The BBB report says many of the suspected fraudulent websites offering dogs are based in the West African nation of Cameroon, and that Cameroonians residing in the U.S. are being used to collect the money from victims through Western Union and MoneyGram outlets.
Several recent cases prosecuted in the United States involve links to Cameroon, including three Pennsylvania university students accused in May of peddling nonexistent boxer puppies online.
The BBB says a high number of victims of online pet marketing schemes are in their late teens or 20s
Such schemes are usually dependent on bogus, often sophisticated, advertisements to hook unsuspecting consumers.
“In the current digital age, it is no surprise that the first step in many people’s search for a new pet begins with the internet. Alas, even the most careful online search is likely to put a consumer in contact with a potential thief. Reports show there are thousands of people around the country, and the world, who have become victims of puppy scams, and many of these typically begin with a fake web site and stolen photos, often taken from a legitimate site,” the report said.
Greedy “sellers” rarely are satisfied with collecting a deposit; most will demand additional payments until the buyer finally becomes suspicious or runs out of funds.
The scammers often hit the prospective “buyers” with additional charges before any dog is even shipped.
While avoiding any in-person meeting with a potential buyer, they ask victims to send money to a supposed third party who will take over responsibility for transporting the animal. In addition to creating phony websites to advertise the animals, the thieves will develop bogus websites that appear to be legitimate transport companies.
Those who pay for pet shipping often are asked to buy or rent a special crate for the pet and requests for special insurance or shots for the animals. At times, the thieves may claim the pet is stuck at an airport in transit and additional money is needed for food and water.
If a customer balks, the fraudsters might inform them that, unless more money is forthcoming, the potential buyer could be charged with “animal abandonment.”
In one typical case a customer named Yahong Zheng of Omaha, Neb., ordered two huskies from the website huskieshaven.com. He forked over $1,200 and was asked for additional money before realizing it might be a scam.
Kanetria Hutcherson found a teacup Yorkie on the website usa.globalfree-classified-ads.com and wired the company a $195 shipping fee to transport the animal. Soon after wiring the $195 fee through MoneyGram, Hutcherson received an email appearing to be from Delta Air Cargo, claiming the animal needed a special crate before it could be put on the plane. She wired an additional $240.

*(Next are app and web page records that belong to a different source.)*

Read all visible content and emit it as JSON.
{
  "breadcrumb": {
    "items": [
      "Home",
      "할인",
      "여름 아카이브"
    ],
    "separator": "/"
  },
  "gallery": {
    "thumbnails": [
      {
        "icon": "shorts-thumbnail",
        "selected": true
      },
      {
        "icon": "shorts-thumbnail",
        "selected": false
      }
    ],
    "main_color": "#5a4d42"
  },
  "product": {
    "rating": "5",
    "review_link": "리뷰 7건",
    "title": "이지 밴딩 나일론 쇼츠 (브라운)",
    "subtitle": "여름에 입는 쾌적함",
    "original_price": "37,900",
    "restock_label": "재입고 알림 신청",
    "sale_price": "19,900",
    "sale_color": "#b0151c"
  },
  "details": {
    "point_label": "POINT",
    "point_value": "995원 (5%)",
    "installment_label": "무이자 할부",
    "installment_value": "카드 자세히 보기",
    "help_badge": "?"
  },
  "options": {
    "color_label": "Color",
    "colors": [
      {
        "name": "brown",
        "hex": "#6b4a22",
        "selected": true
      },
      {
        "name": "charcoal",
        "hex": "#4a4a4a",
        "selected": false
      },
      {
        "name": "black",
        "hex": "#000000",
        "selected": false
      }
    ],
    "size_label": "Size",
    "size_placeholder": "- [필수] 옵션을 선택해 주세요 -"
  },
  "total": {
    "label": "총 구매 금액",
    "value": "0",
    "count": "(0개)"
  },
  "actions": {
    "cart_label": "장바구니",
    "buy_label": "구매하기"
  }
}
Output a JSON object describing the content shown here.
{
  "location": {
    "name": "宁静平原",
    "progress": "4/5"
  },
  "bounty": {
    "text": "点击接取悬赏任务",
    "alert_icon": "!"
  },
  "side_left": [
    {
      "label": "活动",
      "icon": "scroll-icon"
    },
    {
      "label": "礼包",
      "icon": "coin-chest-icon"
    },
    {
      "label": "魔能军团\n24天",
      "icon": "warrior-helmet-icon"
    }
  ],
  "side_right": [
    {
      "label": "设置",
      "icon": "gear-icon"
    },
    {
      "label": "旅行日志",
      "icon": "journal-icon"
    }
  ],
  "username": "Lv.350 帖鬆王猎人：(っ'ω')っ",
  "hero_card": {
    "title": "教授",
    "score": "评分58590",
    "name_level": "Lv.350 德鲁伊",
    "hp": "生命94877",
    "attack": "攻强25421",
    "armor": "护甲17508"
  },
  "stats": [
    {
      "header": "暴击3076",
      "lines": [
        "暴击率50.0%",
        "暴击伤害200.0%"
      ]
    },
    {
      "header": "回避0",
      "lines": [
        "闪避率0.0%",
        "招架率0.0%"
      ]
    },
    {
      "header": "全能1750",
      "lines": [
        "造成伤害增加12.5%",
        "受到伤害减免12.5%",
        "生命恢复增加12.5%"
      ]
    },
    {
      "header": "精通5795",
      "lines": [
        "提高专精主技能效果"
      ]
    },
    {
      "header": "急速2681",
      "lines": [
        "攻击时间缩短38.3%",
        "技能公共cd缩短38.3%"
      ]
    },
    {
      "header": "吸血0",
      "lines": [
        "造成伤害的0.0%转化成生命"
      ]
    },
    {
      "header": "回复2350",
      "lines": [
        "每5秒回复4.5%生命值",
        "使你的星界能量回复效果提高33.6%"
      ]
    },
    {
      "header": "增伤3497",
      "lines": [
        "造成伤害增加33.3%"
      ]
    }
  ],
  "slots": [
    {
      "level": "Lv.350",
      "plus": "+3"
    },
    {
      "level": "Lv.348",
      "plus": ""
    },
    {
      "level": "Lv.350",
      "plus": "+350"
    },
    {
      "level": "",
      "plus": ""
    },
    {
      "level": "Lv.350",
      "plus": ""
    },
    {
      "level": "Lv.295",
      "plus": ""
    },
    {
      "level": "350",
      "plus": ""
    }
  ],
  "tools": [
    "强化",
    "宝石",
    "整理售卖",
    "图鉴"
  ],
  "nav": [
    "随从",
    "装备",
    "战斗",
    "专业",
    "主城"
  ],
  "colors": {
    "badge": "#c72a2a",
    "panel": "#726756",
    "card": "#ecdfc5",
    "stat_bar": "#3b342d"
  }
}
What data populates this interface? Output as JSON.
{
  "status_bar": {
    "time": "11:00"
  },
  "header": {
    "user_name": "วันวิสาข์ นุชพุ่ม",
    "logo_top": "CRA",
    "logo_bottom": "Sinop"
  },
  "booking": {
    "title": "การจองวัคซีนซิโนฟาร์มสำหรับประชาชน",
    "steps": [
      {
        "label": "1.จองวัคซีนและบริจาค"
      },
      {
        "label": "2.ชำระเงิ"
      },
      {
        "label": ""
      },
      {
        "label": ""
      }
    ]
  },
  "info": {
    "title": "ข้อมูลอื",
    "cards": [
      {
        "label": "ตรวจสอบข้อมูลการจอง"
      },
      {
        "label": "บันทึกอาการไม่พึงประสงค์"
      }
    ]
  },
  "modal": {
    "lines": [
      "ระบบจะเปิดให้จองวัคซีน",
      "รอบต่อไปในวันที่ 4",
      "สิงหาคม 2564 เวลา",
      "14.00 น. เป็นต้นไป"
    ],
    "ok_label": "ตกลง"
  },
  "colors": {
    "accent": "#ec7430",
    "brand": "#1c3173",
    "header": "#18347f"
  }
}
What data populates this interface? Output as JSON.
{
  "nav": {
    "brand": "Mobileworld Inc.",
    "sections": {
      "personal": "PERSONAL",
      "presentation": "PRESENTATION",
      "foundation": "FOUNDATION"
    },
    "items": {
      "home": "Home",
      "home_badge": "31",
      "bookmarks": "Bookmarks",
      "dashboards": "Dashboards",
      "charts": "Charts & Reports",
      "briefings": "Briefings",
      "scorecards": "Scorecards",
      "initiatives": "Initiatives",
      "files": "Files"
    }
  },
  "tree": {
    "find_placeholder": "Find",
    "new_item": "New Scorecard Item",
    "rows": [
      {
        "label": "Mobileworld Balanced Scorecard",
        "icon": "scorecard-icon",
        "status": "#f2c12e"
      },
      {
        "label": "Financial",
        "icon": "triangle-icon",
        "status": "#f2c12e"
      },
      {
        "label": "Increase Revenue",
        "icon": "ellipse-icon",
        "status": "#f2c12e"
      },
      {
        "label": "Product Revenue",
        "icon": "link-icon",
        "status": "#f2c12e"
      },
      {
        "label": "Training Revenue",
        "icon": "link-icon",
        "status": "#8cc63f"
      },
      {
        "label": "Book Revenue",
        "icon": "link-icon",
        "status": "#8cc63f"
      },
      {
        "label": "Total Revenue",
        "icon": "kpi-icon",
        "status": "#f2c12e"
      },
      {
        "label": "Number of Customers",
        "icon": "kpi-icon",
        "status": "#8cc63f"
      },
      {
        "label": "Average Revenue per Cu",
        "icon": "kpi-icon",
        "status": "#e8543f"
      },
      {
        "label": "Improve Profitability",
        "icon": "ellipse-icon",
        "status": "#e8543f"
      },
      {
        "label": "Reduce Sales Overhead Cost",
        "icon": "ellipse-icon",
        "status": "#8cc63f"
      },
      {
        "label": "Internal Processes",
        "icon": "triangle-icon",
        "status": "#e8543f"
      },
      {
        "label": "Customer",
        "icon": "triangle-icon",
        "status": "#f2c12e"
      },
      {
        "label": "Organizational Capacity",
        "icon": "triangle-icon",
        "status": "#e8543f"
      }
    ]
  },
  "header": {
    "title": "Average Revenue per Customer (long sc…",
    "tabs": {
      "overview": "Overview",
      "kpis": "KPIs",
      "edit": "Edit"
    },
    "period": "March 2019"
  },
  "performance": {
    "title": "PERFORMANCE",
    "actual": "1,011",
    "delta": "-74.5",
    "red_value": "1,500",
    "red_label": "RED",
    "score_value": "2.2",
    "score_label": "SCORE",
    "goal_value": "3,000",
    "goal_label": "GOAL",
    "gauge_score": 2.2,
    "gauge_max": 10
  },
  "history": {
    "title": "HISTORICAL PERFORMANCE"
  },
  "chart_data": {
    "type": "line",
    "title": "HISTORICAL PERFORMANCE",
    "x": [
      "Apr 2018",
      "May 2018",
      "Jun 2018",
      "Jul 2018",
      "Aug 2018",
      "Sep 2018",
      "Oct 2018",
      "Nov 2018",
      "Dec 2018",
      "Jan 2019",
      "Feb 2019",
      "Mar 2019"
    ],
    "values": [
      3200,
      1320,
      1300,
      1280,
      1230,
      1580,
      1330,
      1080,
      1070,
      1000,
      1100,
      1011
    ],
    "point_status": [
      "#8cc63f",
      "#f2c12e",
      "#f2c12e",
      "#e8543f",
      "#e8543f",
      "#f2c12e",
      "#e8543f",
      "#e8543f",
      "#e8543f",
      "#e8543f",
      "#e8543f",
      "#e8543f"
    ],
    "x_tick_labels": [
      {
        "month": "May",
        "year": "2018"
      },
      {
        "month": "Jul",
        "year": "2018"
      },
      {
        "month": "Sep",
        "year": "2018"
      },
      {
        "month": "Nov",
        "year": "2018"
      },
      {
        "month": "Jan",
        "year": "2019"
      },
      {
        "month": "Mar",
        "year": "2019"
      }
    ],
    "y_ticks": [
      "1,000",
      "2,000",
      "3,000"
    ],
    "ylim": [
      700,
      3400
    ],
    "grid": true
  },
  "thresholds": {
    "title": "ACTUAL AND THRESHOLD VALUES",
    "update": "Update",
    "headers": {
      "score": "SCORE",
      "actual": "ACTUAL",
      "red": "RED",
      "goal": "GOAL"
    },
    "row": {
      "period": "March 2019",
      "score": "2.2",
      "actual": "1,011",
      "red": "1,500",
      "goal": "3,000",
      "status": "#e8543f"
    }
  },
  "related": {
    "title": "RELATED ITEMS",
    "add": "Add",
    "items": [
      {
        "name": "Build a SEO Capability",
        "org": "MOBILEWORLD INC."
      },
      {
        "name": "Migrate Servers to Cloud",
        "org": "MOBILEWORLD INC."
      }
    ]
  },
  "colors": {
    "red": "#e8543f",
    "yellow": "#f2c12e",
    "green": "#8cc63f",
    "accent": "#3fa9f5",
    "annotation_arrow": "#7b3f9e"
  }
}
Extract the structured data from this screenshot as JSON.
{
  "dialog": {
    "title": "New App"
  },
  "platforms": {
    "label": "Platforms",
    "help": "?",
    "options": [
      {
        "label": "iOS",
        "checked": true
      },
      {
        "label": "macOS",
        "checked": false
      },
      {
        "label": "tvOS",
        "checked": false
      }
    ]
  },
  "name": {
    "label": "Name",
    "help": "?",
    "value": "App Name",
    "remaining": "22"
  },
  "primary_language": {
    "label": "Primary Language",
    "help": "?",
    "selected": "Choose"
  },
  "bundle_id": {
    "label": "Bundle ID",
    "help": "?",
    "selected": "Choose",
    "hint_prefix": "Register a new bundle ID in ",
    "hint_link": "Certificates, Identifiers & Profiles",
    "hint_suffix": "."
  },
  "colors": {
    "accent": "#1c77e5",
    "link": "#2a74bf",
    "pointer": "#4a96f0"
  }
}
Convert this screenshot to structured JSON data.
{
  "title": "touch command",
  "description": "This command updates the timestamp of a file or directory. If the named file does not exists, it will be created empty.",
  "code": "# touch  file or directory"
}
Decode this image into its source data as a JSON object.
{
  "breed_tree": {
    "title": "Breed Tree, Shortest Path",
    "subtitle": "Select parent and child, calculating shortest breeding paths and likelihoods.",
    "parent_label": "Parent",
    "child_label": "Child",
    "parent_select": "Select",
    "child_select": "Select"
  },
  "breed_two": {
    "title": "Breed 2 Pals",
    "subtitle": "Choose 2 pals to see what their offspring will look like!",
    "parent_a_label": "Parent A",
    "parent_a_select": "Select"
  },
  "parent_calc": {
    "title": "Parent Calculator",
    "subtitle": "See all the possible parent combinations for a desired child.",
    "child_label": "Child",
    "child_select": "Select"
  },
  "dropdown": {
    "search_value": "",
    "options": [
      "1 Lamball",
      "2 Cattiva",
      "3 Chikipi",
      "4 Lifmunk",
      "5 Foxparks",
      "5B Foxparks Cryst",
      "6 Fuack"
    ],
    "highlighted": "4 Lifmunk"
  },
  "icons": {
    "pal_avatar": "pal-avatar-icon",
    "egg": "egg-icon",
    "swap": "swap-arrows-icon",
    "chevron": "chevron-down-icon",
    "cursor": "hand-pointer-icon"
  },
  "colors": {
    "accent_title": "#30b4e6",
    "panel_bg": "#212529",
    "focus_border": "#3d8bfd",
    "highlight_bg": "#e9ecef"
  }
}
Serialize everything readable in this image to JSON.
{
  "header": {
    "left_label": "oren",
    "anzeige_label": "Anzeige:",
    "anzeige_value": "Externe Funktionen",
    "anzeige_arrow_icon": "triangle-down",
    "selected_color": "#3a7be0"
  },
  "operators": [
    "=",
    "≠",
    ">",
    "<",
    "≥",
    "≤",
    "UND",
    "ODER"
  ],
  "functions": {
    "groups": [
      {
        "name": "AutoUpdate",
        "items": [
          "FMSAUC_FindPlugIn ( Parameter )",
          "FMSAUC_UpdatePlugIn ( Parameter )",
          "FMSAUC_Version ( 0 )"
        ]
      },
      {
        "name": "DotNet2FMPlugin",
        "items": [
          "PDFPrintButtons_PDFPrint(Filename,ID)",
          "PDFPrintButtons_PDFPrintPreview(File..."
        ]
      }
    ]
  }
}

After that she was told the dog had been transported as far as Oklahoma City, and she was instructed to purchase health insurance for the dog at an additional cost of $980. Later she received another email from Delta Air Cargo that asked for another $200; one instructing her to pay $150 for food and water for the animal; and another informing her the dog neeed to be quarantined at a cost of $1,900.
Not until she called the real Delta Air Cargo was she certain she was being duped.
Delta Air Lines last week filed a lawsuit against what it called a “bogus” site that dupes people into believing it provides pet transport services on Delta jets. The site is called DeltaPetTransit.com.
By then she’d paid nearly $1,000 for a dog originally advertised as free. While the dog was said to belong to a family in Baltimore, the same photo, it turns out, was used to advertise a puppy for sale in Florida, Texas, the U.K., New York, and Hungary.
The BBB Study suggests the actual numbers of pet fraud may be even higher than reported, because many victims either choose not to file complaints or do not know where to turn for help. BBB ScamTracker contains 907 reports on this type of fraud, which represents 12.5% of all their complaints involving online purchase fraud.
The Federal Trade Commission in 2015 found 37,000 complaints involving pets, and the vast majority of those are believed to be pet sales scams.
More information about pet sales scammers can be found at the website petscams.com, which tracks scamming reports victims and lists websites that have been linked to scammers.